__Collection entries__
- Opening Delimiter -
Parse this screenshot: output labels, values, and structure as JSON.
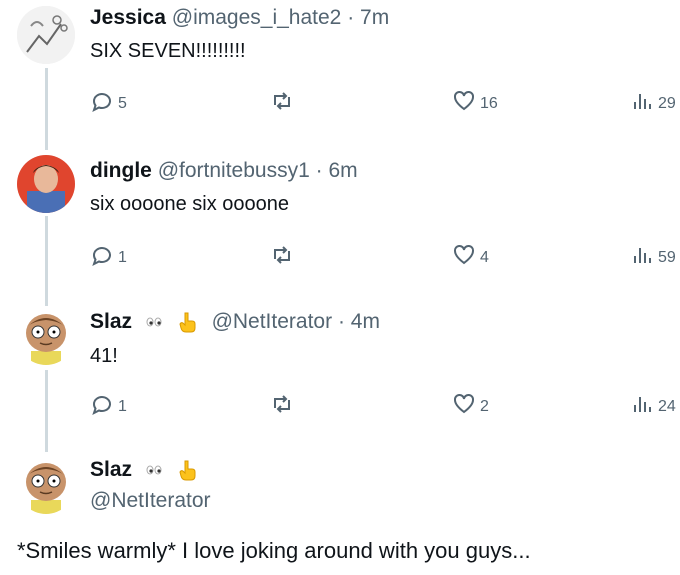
{
  "tweets": [
    {
      "name": "Jessica",
      "handle": "@images_i_hate2",
      "separator": "·",
      "time": "7m",
      "text": "SIX SEVEN!!!!!!!!!",
      "replies": "5",
      "likes": "16",
      "views": "29"
    },
    {
      "name": "dingle",
      "handle": "@fortnitebussy1",
      "separator": "·",
      "time": "6m",
      "text": "six oooone six oooone",
      "replies": "1",
      "likes": "4",
      "views": "59"
    },
    {
      "name": "Slaz",
      "handle": "@NetIterator",
      "separator": "·",
      "time": "4m",
      "text": "41!",
      "replies": "1",
      "likes": "2",
      "views": "24"
    }
  ],
  "final": {
    "name": "Slaz",
    "handle": "@NetIterator",
    "text": "*Smiles warmly* I love joking around with you guys..."
  },
  "icons": [
    "reply-icon",
    "retweet-icon",
    "like-icon",
    "views-icon",
    "eyes-emoji-icon",
    "pointing-finger-emoji-icon"
  ]
}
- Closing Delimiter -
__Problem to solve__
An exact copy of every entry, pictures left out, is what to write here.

__Written answer__
Parse this screenshot: output labels, values, and structure as JSON.
{
  "tweets": [
    {
      "name": "Jessica",
      "handle": "@images_i_hate2",
      "separator": "·",
      "time": "7m",
      "text": "SIX SEVEN!!!!!!!!!",
      "replies": "5",
      "likes": "16",
      "views": "29"
    },
    {
      "name": "dingle",
      "handle": "@fortnitebussy1",
      "separator": "·",
      "time": "6m",
      "text": "six oooone six oooone",
      "replies": "1",
      "likes": "4",
      "views": "59"
    },
    {
      "name": "Slaz",
      "handle": "@NetIterator",
      "separator": "·",
      "time": "4m",
      "text": "41!",
      "replies": "1",
      "likes": "2",
      "views": "24"
    }
  ],
  "final": {
    "name": "Slaz",
    "handle": "@NetIterator",
    "text": "*Smiles warmly* I love joking around with you guys..."
  },
  "icons": [
    "reply-icon",
    "retweet-icon",
    "like-icon",
    "views-icon",
    "eyes-emoji-icon",
    "pointing-finger-emoji-icon"
  ]
}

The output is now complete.